--- Your objective ---
Find the lines in the records that carry the word "easy". Copy each one.

(Interface dataset entries)
--
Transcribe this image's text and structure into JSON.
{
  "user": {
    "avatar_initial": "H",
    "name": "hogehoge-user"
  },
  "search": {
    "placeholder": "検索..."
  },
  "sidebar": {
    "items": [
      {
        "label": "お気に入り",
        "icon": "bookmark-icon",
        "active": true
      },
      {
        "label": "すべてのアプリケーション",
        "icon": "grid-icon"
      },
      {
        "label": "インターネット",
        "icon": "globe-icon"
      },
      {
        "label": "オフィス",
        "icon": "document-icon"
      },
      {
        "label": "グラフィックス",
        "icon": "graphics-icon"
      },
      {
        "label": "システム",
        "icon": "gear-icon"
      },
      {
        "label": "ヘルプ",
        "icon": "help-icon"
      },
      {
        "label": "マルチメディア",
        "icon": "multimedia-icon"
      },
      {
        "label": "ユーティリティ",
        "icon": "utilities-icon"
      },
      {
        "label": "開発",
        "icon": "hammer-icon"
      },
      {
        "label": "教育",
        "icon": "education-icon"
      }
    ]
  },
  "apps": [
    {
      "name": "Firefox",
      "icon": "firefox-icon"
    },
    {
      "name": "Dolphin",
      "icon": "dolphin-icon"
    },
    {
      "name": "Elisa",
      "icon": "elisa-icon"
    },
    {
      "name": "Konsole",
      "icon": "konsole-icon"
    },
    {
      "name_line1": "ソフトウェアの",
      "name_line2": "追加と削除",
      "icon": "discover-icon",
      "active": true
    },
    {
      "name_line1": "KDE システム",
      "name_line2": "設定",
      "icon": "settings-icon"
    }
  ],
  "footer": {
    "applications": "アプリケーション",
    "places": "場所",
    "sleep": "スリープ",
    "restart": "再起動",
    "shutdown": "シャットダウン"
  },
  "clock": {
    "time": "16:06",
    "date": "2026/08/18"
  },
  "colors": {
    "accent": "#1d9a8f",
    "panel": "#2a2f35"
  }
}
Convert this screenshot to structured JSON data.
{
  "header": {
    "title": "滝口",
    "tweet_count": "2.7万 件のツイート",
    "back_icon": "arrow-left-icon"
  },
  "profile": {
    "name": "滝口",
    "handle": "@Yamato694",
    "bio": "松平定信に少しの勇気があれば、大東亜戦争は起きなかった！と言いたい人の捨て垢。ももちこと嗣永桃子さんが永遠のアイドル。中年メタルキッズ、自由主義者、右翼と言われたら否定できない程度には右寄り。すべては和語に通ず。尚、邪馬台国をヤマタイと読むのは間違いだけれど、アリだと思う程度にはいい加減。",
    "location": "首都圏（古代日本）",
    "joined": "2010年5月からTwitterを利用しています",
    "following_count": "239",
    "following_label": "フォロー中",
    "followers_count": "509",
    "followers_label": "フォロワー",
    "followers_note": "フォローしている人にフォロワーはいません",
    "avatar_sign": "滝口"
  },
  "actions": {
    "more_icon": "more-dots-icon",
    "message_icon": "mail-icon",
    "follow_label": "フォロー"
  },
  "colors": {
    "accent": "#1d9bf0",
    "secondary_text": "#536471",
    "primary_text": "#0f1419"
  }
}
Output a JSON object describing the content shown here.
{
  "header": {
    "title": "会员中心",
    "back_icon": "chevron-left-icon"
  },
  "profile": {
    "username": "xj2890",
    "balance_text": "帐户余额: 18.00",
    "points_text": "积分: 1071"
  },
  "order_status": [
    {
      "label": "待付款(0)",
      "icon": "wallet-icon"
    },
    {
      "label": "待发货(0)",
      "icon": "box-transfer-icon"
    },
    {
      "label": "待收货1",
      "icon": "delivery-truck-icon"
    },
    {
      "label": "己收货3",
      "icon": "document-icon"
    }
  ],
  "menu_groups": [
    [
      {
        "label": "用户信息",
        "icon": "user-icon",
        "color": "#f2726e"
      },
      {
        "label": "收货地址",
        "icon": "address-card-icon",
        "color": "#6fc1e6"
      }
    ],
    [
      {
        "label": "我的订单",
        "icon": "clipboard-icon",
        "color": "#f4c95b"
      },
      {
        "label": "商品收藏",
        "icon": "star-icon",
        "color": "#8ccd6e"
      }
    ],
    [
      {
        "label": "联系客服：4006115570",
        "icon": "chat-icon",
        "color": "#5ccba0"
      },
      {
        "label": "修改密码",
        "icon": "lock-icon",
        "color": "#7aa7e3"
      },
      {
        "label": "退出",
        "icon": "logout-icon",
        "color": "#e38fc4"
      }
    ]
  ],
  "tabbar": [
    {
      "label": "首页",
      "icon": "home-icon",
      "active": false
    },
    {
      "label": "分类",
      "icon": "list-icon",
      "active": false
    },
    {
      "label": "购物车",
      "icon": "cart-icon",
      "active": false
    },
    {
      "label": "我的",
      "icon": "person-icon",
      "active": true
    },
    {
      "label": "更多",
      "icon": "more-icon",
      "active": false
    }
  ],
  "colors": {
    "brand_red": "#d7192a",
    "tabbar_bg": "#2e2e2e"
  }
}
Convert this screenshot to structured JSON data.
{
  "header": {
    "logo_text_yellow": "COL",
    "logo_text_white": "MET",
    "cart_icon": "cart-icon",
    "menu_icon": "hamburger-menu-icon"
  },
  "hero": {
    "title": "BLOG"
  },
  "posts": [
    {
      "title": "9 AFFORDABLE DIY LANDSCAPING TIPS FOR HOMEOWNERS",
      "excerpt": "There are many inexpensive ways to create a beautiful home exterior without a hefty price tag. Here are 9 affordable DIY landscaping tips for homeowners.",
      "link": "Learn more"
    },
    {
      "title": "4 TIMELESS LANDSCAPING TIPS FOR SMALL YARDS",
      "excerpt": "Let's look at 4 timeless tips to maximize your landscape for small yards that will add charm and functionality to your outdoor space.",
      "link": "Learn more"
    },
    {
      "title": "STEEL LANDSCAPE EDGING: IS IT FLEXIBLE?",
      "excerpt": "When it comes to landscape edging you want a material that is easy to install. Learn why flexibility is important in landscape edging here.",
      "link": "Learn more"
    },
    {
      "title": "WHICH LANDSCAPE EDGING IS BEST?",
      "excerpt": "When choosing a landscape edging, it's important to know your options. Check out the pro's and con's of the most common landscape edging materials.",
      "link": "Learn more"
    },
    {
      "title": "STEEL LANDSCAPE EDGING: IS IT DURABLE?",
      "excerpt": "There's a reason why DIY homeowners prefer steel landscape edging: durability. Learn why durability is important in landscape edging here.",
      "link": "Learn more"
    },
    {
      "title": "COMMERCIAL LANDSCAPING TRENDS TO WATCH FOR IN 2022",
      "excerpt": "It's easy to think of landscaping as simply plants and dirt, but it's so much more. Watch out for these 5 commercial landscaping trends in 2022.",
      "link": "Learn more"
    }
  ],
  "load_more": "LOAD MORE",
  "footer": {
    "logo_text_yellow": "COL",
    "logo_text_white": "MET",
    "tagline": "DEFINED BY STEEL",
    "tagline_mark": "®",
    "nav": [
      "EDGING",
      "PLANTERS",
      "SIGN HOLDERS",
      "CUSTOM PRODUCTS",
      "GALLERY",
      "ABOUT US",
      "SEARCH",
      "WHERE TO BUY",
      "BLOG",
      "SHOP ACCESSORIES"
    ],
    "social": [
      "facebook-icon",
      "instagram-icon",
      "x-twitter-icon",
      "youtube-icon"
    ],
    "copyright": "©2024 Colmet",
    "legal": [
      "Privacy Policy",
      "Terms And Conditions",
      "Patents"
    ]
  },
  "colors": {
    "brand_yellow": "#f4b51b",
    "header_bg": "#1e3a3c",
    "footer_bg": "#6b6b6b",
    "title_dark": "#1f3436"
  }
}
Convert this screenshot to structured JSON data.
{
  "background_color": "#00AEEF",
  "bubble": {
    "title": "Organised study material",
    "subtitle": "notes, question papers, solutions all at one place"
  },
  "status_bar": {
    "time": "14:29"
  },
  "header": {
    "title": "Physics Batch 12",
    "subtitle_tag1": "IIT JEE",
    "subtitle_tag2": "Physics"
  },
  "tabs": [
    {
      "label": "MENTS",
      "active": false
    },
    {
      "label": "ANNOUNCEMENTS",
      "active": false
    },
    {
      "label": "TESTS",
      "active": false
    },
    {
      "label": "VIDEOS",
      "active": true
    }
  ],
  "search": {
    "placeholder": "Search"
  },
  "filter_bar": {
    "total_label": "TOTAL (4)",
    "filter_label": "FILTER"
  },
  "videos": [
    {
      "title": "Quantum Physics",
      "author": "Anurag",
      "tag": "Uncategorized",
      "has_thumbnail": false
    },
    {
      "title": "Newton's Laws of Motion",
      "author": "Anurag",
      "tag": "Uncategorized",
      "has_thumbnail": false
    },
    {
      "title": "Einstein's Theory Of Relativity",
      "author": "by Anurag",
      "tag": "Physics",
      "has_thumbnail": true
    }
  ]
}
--
--- Finished exercise ---
      "excerpt": "When it comes to landscape edging you want a material that is easy to install. Learn why flexibility is important in landscape edging here.",
      "excerpt": "It's easy to think of landscaping as simply plants and dirt, but it's so much more. Watch out for these 5 commercial landscaping trends in 2022.",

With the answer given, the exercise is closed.